By Rick Vacek
GCU News Bureau
In trains, there’s the express and the local.
In the Canyon Challenge, Grand Canyon University’s entrepreneurial competition for students and alumni, there’s the old way – once a year, like the express – and now there’s the new way.
More stops. Like the local.
The spring 2019 version of the Challenge is set for 11:15 a.m. Wednesday in the Colangelo College of Business (CCOB) Building. That means it will be starting just as many students are getting out of class, and the hope is that they’ll stick around to hear the presentations.
It’s a radical departure in three ways:
- New time (instead of late afternoon)
- New venue (instead of GCU Arena)
- And one very big new idea – it now will take place at least twice a year and already is on the schedule again for Dec. 6
“The primary objective is to have it happen more often,” said Tim Kelley, Assistant Professor for Entrepreneurship and Economics. “So rather than one big, flashy event in the Arena, it’s about ‘how can we do at least two events a year?’
“The idea of having it here with the Colangelo College of Business is that it can be more intimate, less intimidating – still prestigious, but we want more businesses more often.”
To that end, GCU has put in motion a plan to create more opportunities for business students to collaborate with students from the College of Science, Engineering and Technology (CSET).
“We need to do a lot better at getting the word out to the entire population, both online and ground, across all colleges, and particularly the engineering and computer people,” Kelley said. “They’re all doing capstones that are projects and should be actual businesses.”
Kelley has first-hand knowledge: He also teaches CSET classes.
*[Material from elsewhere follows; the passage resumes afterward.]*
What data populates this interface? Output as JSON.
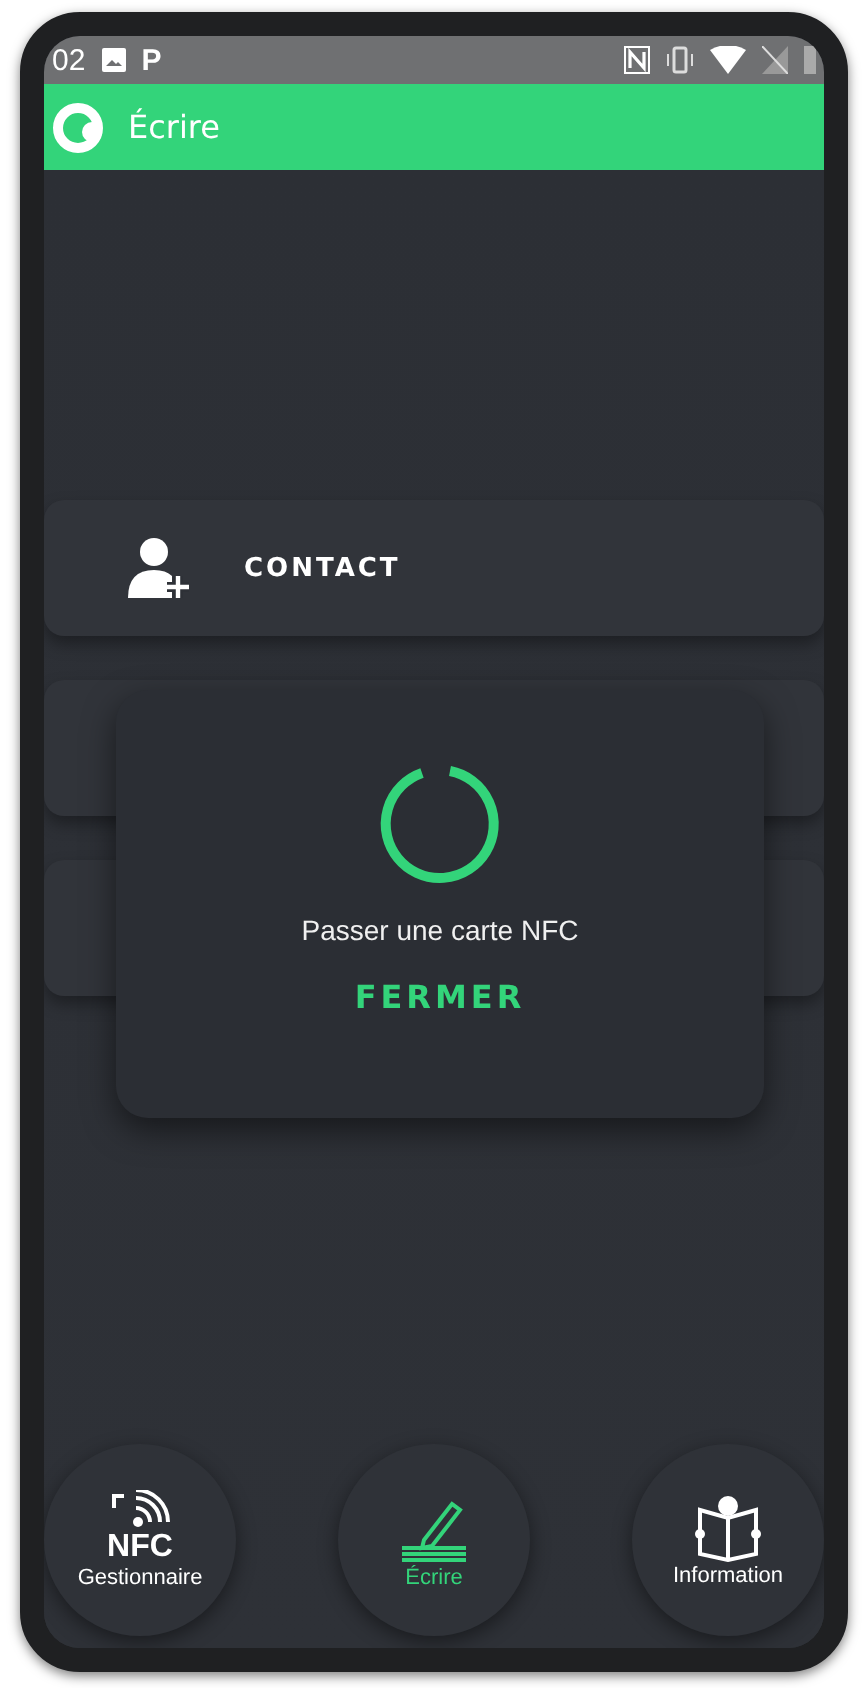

He noticed that computer programmers and engineers “would dive deep into the weeds of some technology but not be solving any particular problem – no business case behind it.”
In the fall semester, the plan is to have entrepreneurial students in both colleges start with a class that Kelley called “essentially identical.” Before long, he hopes to have the curriculum set up to where they work in the same classrooms on projects.
The five finalists for Wednesday’s Canyon Challenge were chosen from a group of 17 entrants who pitched at the weekly Shark Tank. As in the past, they will compete for $10,000 in prize money — $5,000 for the winner, $3,000 for second place and $2,000 for third.
The finalists are:
- GreatR Media (Andrew Flowers, Connor Keene): Digital marketing agency that helps businesses and entrepreneurs leverage social media to create and scale revenue.
- Outlet (Andrew Smith): Student marketing firm that specializes in social media
- Ninjobi (Areahna O’Rea): Platform that enables millennials and Gen Z’s to connect with professional jobs while giving them flexibility, work/life balance and independence.
- Bills Bowls (Isaac Bills): Meal-convenience company that enables students to save money, eat better and waste less.
- Trvo (Malik Rivers): Travel-planning app built for the way millennials travel.
“It’s an interesting mix,” Kelley said. “All of them have some technology component to some extent, and there should be some good presentations.”
Separate from the competition, there also will be a special presentation by Seth Baxter for his idea, Restore: Plastic for Purpose.
Contact Rick Vacek at (602) 639-8203 or firstname.lastname@example.org.